In recent months, a group of researchers from the Netherlands has been working on a large multidisciplinary survey on scientific integrity at Dutch universities and research institutions: more than 40,000 researchers were invited to complete an online questionnaire on topics such as questionable practices and misconduct. The results, however, fell far short of initial ambitions, with only 15% of targeted participants having responded by the December 7 deadline.
Of 15 universities invited to collaborate in the study, only five agreed. Lex Bouter of Vrije Universiteit Amsterdam founded the initiative, and assured university leaders that the survey would not be used to rank misbehavior, but there were still concerns about the excessive emphasis on issues related to misconduct. “I thought it was biased,” Henk Kummeling, president of Utrecht University—one of the institutions that declined to participate—told the journal Science. “If you only ask for questionable research practices, you already know what you will get out of the survey.”

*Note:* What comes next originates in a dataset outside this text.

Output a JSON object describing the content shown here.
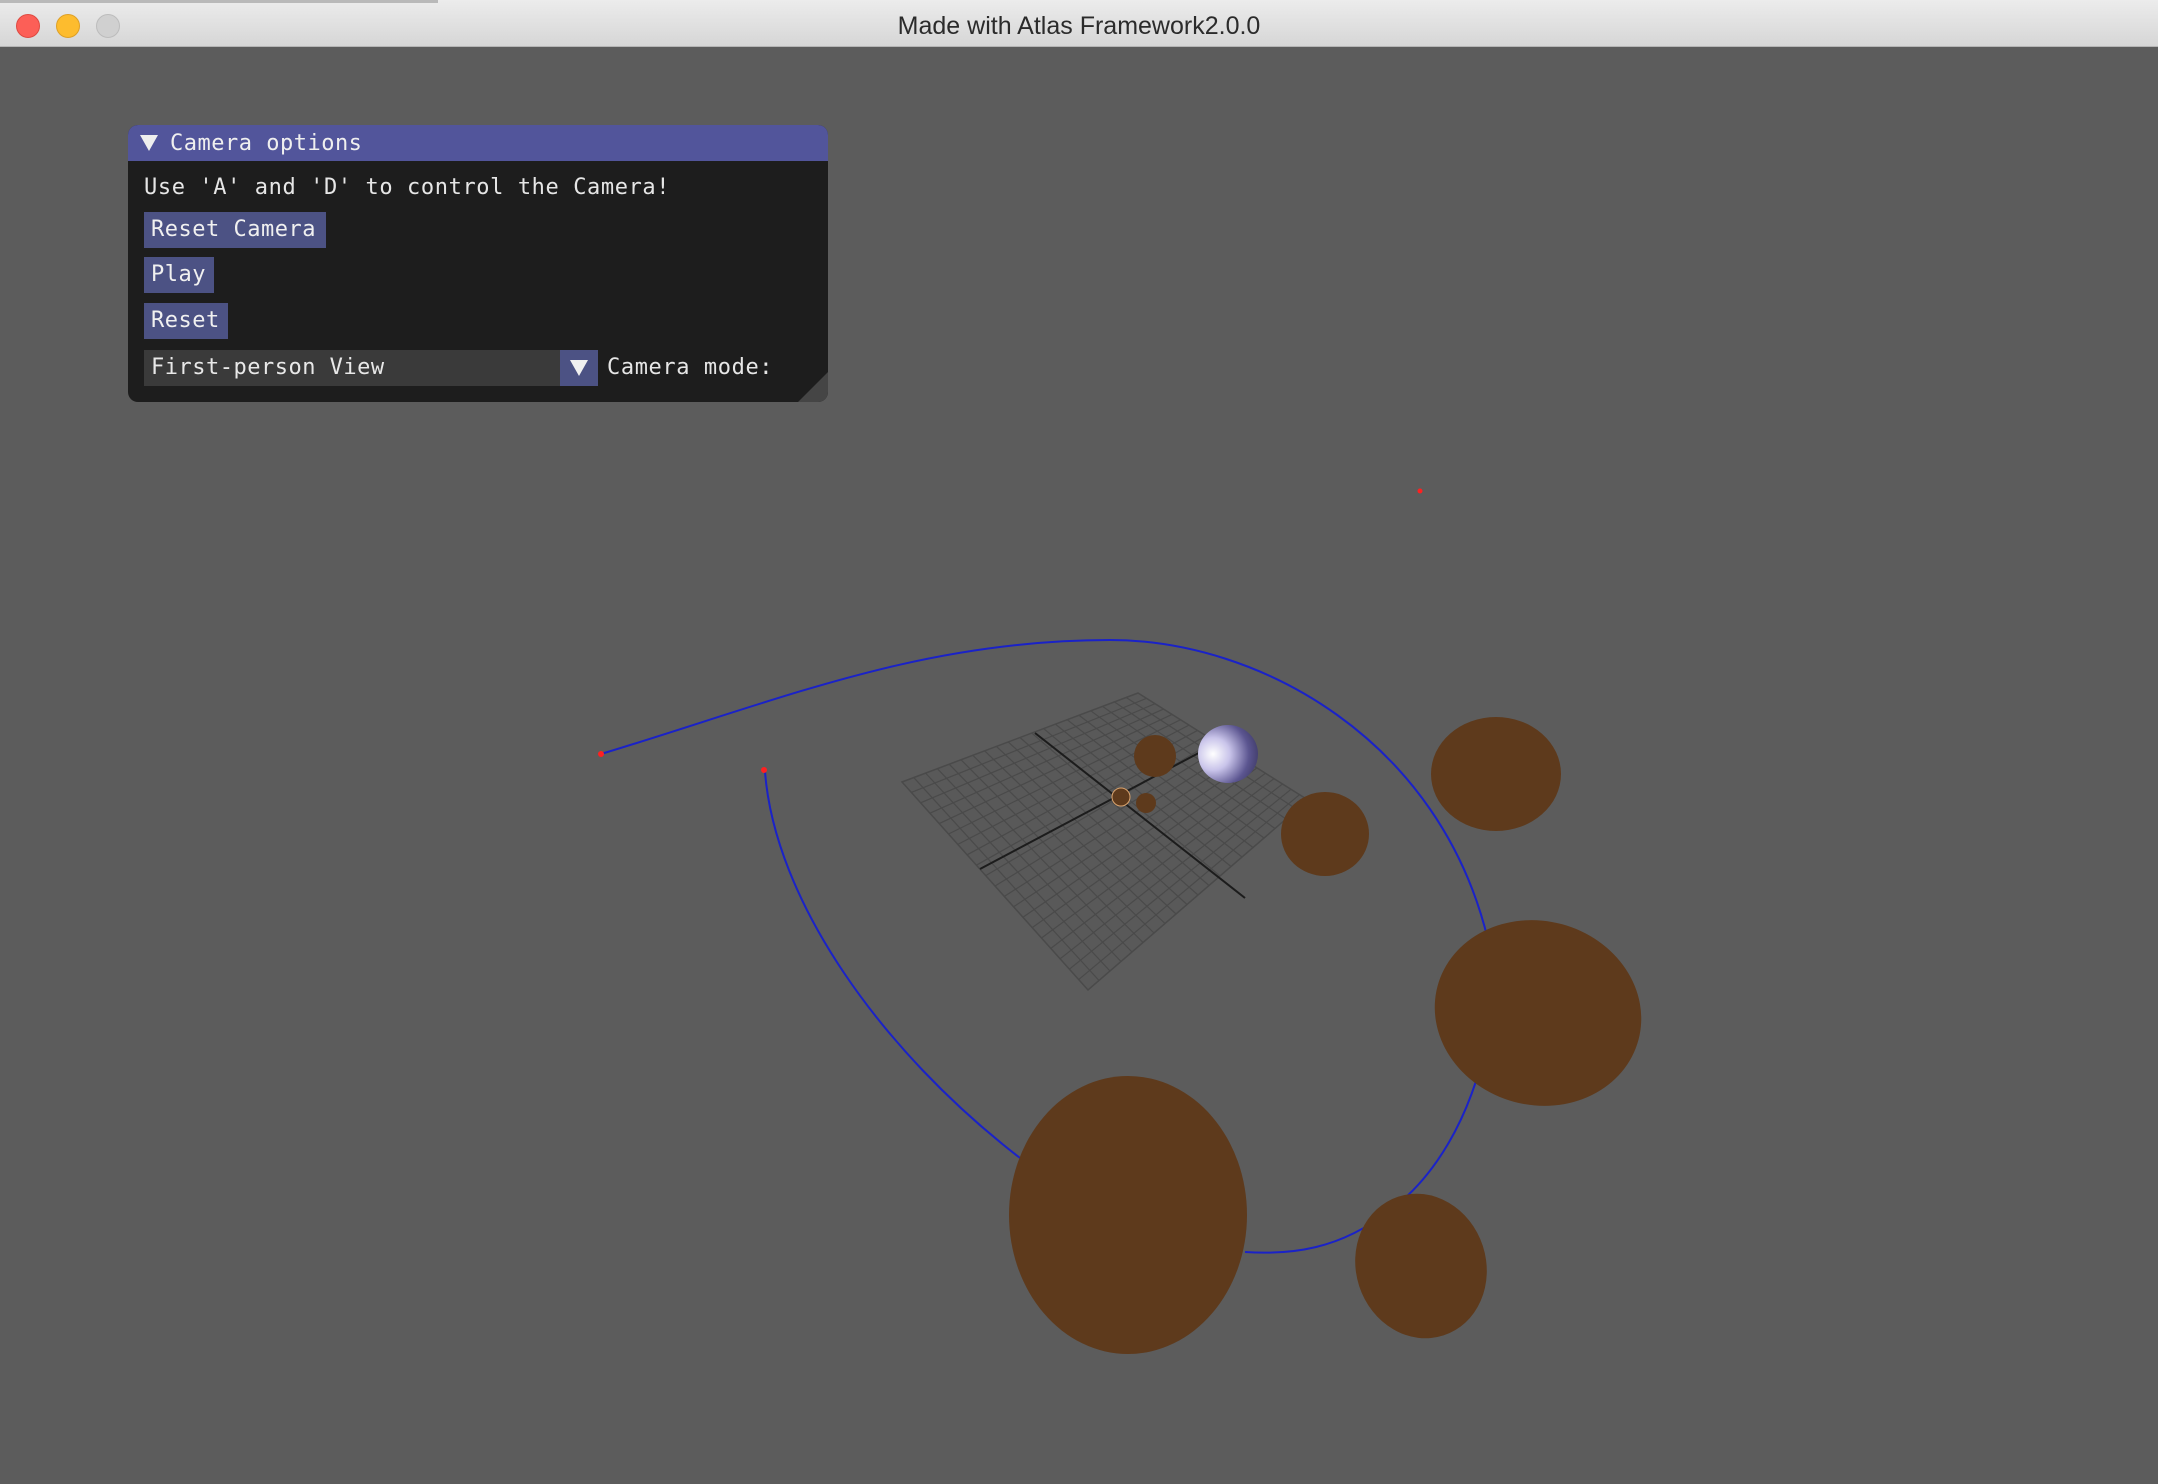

The list of questions was expanded to try to make the study more palatable, adding subjects such as data sharing and open science, but the attempt to break down the resistance failed. Jeroen de Ridder, a philosopher of science at Vrije Universiteit Amsterdam with no involvement in the study, said he was disappointed with the snub and the lost opportunity to analyze problems related to scientific integrity in the country. He denies the survey has methodological flaws: “It is the most careful and thorough survey one could wish for,” he said.Republish